● **ACTIVITY**
An exact copy of every entry is the answer here, with no pictures.

(RECORDS PROVIDED begins)

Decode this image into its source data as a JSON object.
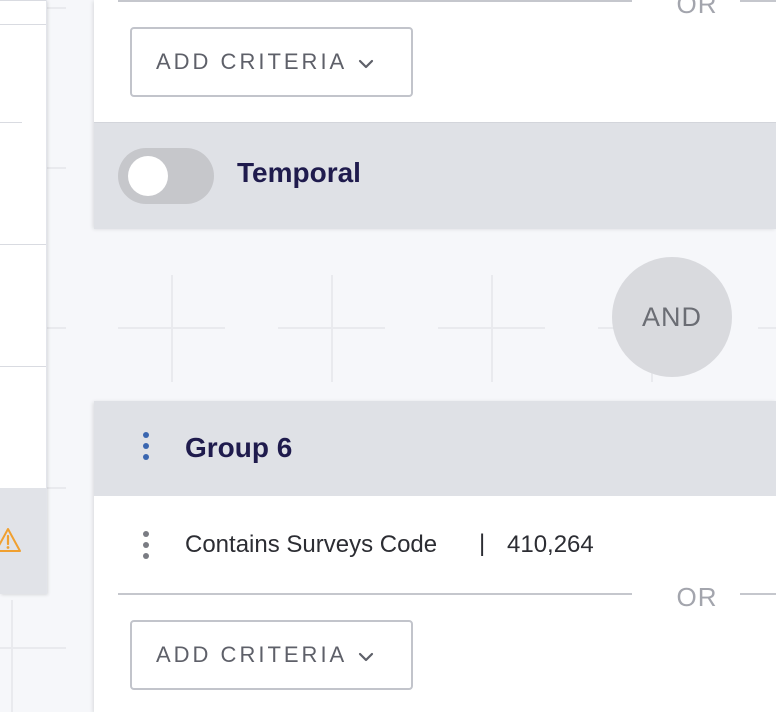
{
  "top_group": {
    "or_label": "OR",
    "add_criteria_label": "ADD CRITERIA",
    "add_criteria_icon": "chevron-down-icon"
  },
  "temporal": {
    "label": "Temporal",
    "enabled": false
  },
  "connector": {
    "label": "AND"
  },
  "group6": {
    "title": "Group 6",
    "criteria": [
      {
        "label": "Contains Surveys Code",
        "separator": "|",
        "count": "410,264"
      }
    ],
    "or_label": "OR",
    "add_criteria_label": "ADD CRITERIA"
  },
  "left_panel": {
    "warning_icon": "warning-icon",
    "warning_color": "#f0a030"
  },
  "colors": {
    "title": "#1f1b4d",
    "header_bg": "#dfe1e6",
    "kebab_accent": "#3a66b0"
  }
}
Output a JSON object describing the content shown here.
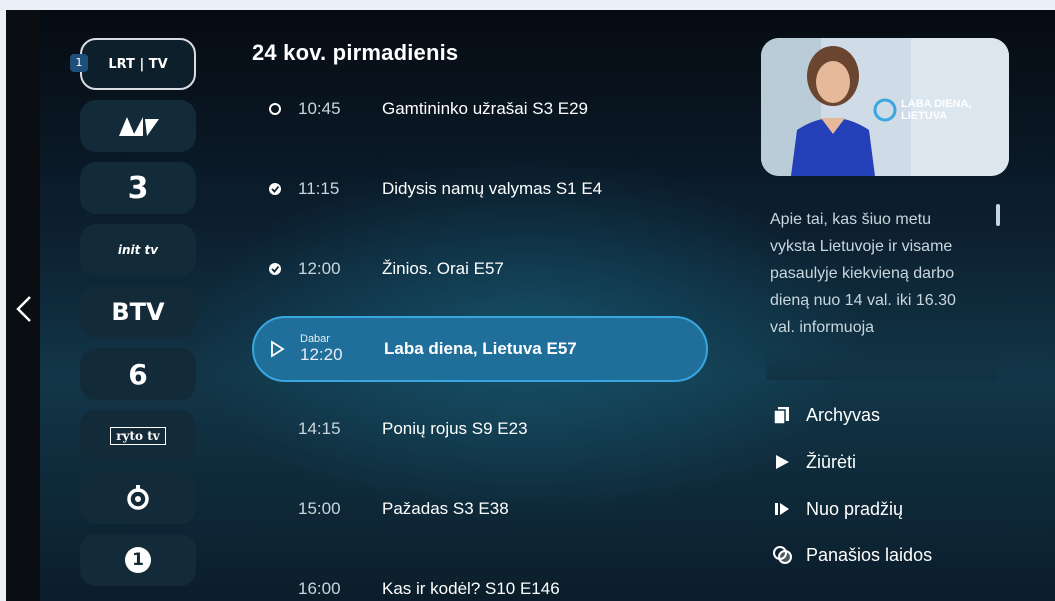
{
  "channels": [
    {
      "num": "1",
      "logo": "LRT | TV",
      "active": true
    },
    {
      "logo": "LNK"
    },
    {
      "logo": "3"
    },
    {
      "logo": "init tv"
    },
    {
      "logo": "BTV"
    },
    {
      "logo": "6"
    },
    {
      "logo": "ryto tv"
    },
    {
      "logo": "ring"
    },
    {
      "logo": "1"
    }
  ],
  "schedule": {
    "date": "24 kov. pirmadienis",
    "items": [
      {
        "time": "10:45",
        "title": "Gamtininko užrašai S3 E29",
        "icon": "circle-icon"
      },
      {
        "time": "11:15",
        "title": "Didysis namų valymas S1 E4",
        "icon": "check-icon"
      },
      {
        "time": "12:00",
        "title": "Žinios. Orai E57",
        "icon": "check-icon"
      },
      {
        "now_label": "Dabar",
        "time": "12:20",
        "title": "Laba diena, Lietuva E57",
        "icon": "play-outline-icon"
      },
      {
        "time": "14:15",
        "title": "Ponių rojus S9 E23"
      },
      {
        "time": "15:00",
        "title": "Pažadas S3 E38"
      },
      {
        "time": "16:00",
        "title": "Kas ir kodėl? S10 E146"
      }
    ]
  },
  "details": {
    "thumb_text": "LABA DIENA, LIETUVA",
    "description": "Apie tai, kas šiuo metu vyksta Lietuvoje ir visame pasaulyje kiekvieną darbo dieną nuo 14 val. iki 16.30 val. informuoja"
  },
  "actions": {
    "archive": "Archyvas",
    "watch": "Žiūrėti",
    "from_start": "Nuo pradžių",
    "similar": "Panašios laidos"
  },
  "colors": {
    "accent": "#3aa6df",
    "selected_bg": "#1f6f9a"
  }
}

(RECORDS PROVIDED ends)

● **RESPONSE FOR THIS EXERCISE**
Decode this image into its source data as a JSON object.
{
  "top_group": {
    "or_label": "OR",
    "add_criteria_label": "ADD CRITERIA",
    "add_criteria_icon": "chevron-down-icon"
  },
  "temporal": {
    "label": "Temporal",
    "enabled": false
  },
  "connector": {
    "label": "AND"
  },
  "group6": {
    "title": "Group 6",
    "criteria": [
      {
        "label": "Contains Surveys Code",
        "separator": "|",
        "count": "410,264"
      }
    ],
    "or_label": "OR",
    "add_criteria_label": "ADD CRITERIA"
  },
  "left_panel": {
    "warning_icon": "warning-icon",
    "warning_color": "#f0a030"
  },
  "colors": {
    "title": "#1f1b4d",
    "header_bg": "#dfe1e6",
    "kebab_accent": "#3a66b0"
  }
}
Output a JSON object describing the content shown here.
{
  "channels": [
    {
      "num": "1",
      "logo": "LRT | TV",
      "active": true
    },
    {
      "logo": "LNK"
    },
    {
      "logo": "3"
    },
    {
      "logo": "init tv"
    },
    {
      "logo": "BTV"
    },
    {
      "logo": "6"
    },
    {
      "logo": "ryto tv"
    },
    {
      "logo": "ring"
    },
    {
      "logo": "1"
    }
  ],
  "schedule": {
    "date": "24 kov. pirmadienis",
    "items": [
      {
        "time": "10:45",
        "title": "Gamtininko užrašai S3 E29",
        "icon": "circle-icon"
      },
      {
        "time": "11:15",
        "title": "Didysis namų valymas S1 E4",
        "icon": "check-icon"
      },
      {
        "time": "12:00",
        "title": "Žinios. Orai E57",
        "icon": "check-icon"
      },
      {
        "now_label": "Dabar",
        "time": "12:20",
        "title": "Laba diena, Lietuva E57",
        "icon": "play-outline-icon"
      },
      {
        "time": "14:15",
        "title": "Ponių rojus S9 E23"
      },
      {
        "time": "15:00",
        "title": "Pažadas S3 E38"
      },
      {
        "time": "16:00",
        "title": "Kas ir kodėl? S10 E146"
      }
    ]
  },
  "details": {
    "thumb_text": "LABA DIENA, LIETUVA",
    "description": "Apie tai, kas šiuo metu vyksta Lietuvoje ir visame pasaulyje kiekvieną darbo dieną nuo 14 val. iki 16.30 val. informuoja"
  },
  "actions": {
    "archive": "Archyvas",
    "watch": "Žiūrėti",
    "from_start": "Nuo pradžių",
    "similar": "Panašios laidos"
  },
  "colors": {
    "accent": "#3aa6df",
    "selected_bg": "#1f6f9a"
  }
}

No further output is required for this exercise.